Peter Claussen arrived in East Berlin for his second post with the US Foreign Service in 1987 just weeks after Ronald Reagan delivered his famous “Mr. Gorbachev, tear down this wall” speech.
For the next three years, he worked as the Deputy Public Affairs Officer for what was then called the US Information Agency, arranging cultural and educational exchanges. He also witnessed the fall of the Berlin Wall and the tumult that followed.
The 60-year-old later served at posts in Washington D.C., Karachi, Islamabad, Colombo and Kenya, before returning as the Cultural Attaché in Berlin for three years until he recently moved on to Abuja, Nigeria. The Local spoke with Claussen about his memories of East Berlin.
Would you describe any of the public diplomacy work or cultural programmes you proposed as edgy or objectionable to East German authorities?
Not on the face of it. We were essentially looking for cracks in the façade – organisations, institutes, offices or schools that seemed more amenable to the kinds of things we had to offer.
How closely connected with intelligence gathering was this?
It’s a fine line, but in the organisation I was working for there was a very strict line between that and the kind of cultural work we were doing – it was deliberate, there was nothing clandestine about it. That was part of being a cultural diplomat – to establish clearly and convincingly that this is what you did for a living, and not the other.
Were the people you were in contact with at risk for government suspicion?
When we were working at the Leipzig Book Fair we sought contacts who were interested in the books we offered, for instance. It was not acceptable for East German citizens to have contacts with foreign diplomats, except for those assigned to do so. We had to make clear that they knew what the risks were in engaging with us. On the other hand we did not turn it off if it came to us. And I think that got our official contacts in the GDR government a little grumpy. They wanted us to play by their rules and we didn’t quite feel the necessity.
Were you under surveillance by the Stasi?
Have you seen the files?
Yes. They got it wrong more often than not. We assumed that the surveillance was omnipresent. We were advised to look over our shoulders. In my files there was a lot of detail about my comings and goings, but then there was a narrative overlay that was wrong.

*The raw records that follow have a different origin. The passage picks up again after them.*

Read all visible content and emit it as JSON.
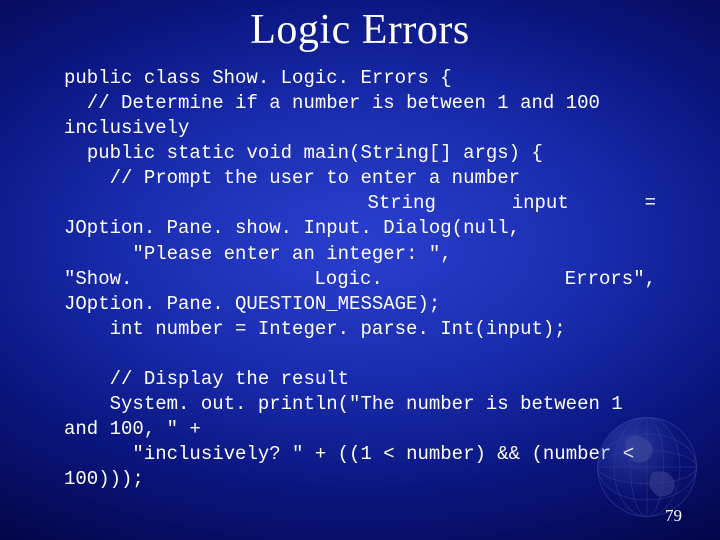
{
  "title": "Logic Errors",
  "page_number": "79",
  "code": {
    "l1": "public class Show. Logic. Errors {",
    "l2": "  // Determine if a number is between 1 and 100 inclusively",
    "l3": "  public static void main(String[] args) {",
    "l4": "    // Prompt the user to enter a number",
    "l5a": "    String",
    "l5b": "input",
    "l5c": "=",
    "l5d": "JOption. Pane. show. Input. Dialog(null,",
    "l6": "      \"Please enter an integer: \",",
    "l7a": "\"Show. Logic. Errors\",",
    "l7b": "JOption. Pane. QUESTION_MESSAGE);",
    "l8": "    int number = Integer. parse. Int(input);",
    "l9": "",
    "l10": "    // Display the result",
    "l11": "    System. out. println(\"The number is between 1 and 100, \" +",
    "l12": "      \"inclusively? \" + ((1 < number) && (number < 100)));"
  }
}
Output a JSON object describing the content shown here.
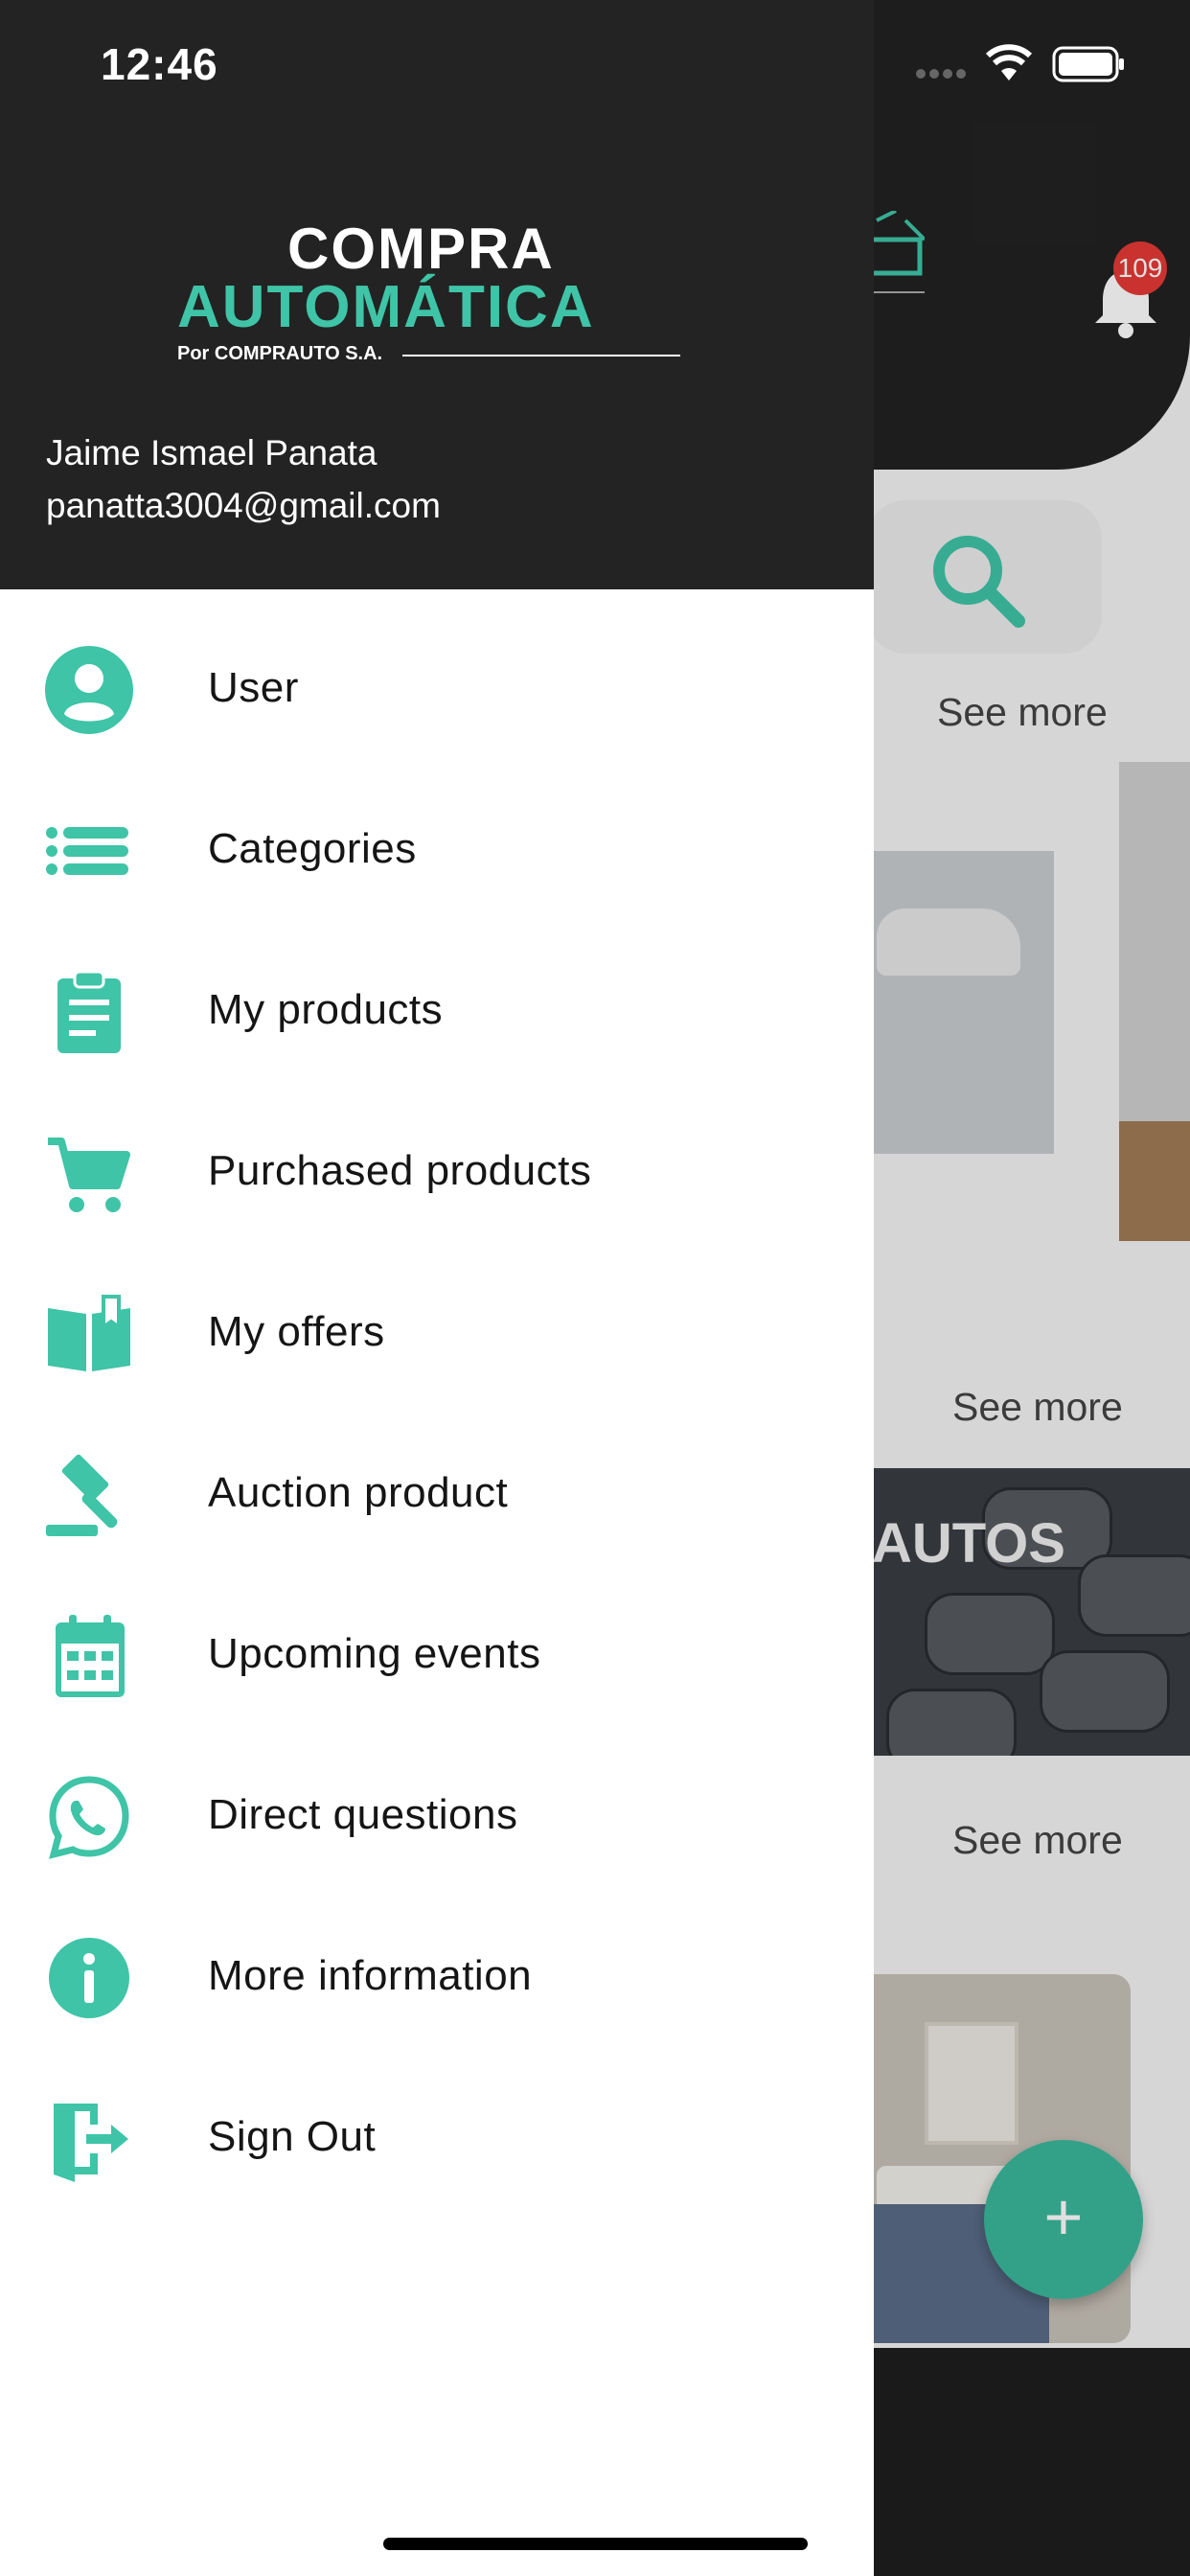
{
  "status_bar": {
    "time": "12:46"
  },
  "brand": {
    "line1": "COMPRA",
    "line2": "AUTOMÁTICA",
    "tagline": "Por COMPRAUTO S.A.",
    "accent": "#3fc4a7"
  },
  "user": {
    "name": "Jaime Ismael Panata",
    "email": "panatta3004@gmail.com"
  },
  "menu": {
    "items": [
      {
        "label": "User",
        "icon": "user-circle-icon"
      },
      {
        "label": "Categories",
        "icon": "list-icon"
      },
      {
        "label": "My products",
        "icon": "clipboard-icon"
      },
      {
        "label": "Purchased products",
        "icon": "cart-icon"
      },
      {
        "label": "My offers",
        "icon": "book-open-icon"
      },
      {
        "label": "Auction product",
        "icon": "gavel-icon"
      },
      {
        "label": "Upcoming events",
        "icon": "calendar-icon"
      },
      {
        "label": "Direct questions",
        "icon": "whatsapp-icon"
      },
      {
        "label": "More information",
        "icon": "info-icon"
      },
      {
        "label": "Sign Out",
        "icon": "sign-out-icon"
      }
    ]
  },
  "background": {
    "notification_count": "109",
    "see_more": "See more",
    "banner_text": "AUTOS",
    "fab_symbol": "+"
  }
}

Did you ever feel you were going to be detained?
No, that was the real joy of the job. There was a certain degree of immunity. The intimidation lessened before I got there. Diplomats there before I arrived were telling much different stories about obvious intrusions into their private space – like coming home and finding that someone had used their toilet and didn’t flush, and tacky stuff like that. Or it would be Christmas morning and the favoured toy for their kid was broken. We knew the apartments were bugged, but we lived our life knowing that was there.
Did you anticipate the fall of the Berlin Wall?
It was a very busy time. Tracking ‘who’s in charge now’ and all of that analysis made life very complicated for us. Did we see what was coming? No, of course not. When you’re assigned to a country that’s your reason for being there. Imagining that your daily way of life can suddenly vanish is beyond the capacity of most people.
But was it something the embassy was working for?
We were trying to encourage the liberalising elements within the society. We were trying to do what President Reagan said by figuring out ways to perforate the wall – with a speaker that was more liberal, with a poet or a songwriter. With people whose range and contacts would bring us in touch with people among the anti-government forces within the country.
What were you doing the day the Wall fell?
It was a regular work day with lots of things going on. I was at home at nine or 10 in the evening when I noticed from my balcony on Leipzigerstrasse that there was a long line of people stretching down the street from Checkpoint Charlie, the border crossing. There’d been some phone calls going around, and I’d seen the Günter Schabowski clip from the press conference on TV but was trying to figure out what was going on, so I called an East German friend of mine and said, ‘I think the Wall is coming down, why don’t you come over here.’ There was a still a long line and I didn’t have any patience for that so I used my diplomatic pass and walked us to the front of the long line and he and I walked into West Berlin that evening.
How did you feel?
I was astonished. It was like being in a strange street carnival. The next day I walked out with a crowd and then back in without having to flash and ID, and that was for me that the moment it ceased to exist.
Do you understand Ostalgie? Nostalgia for the East 20 years later?
I think I do. It is that there is a certain familiarity with the place that you grew up that is hard to convey, but when you meet someone who shares it you have a common touchstone. In this case there isn’t even a place to go back to, though.
How do you deal with what happened 20 years ago, how do you reconcile that life no longer looks like that? What happens to that world when it’s gone? That creates this Ostalgie. It’s something that we all experience in our lives whether the country closes up behind us or not.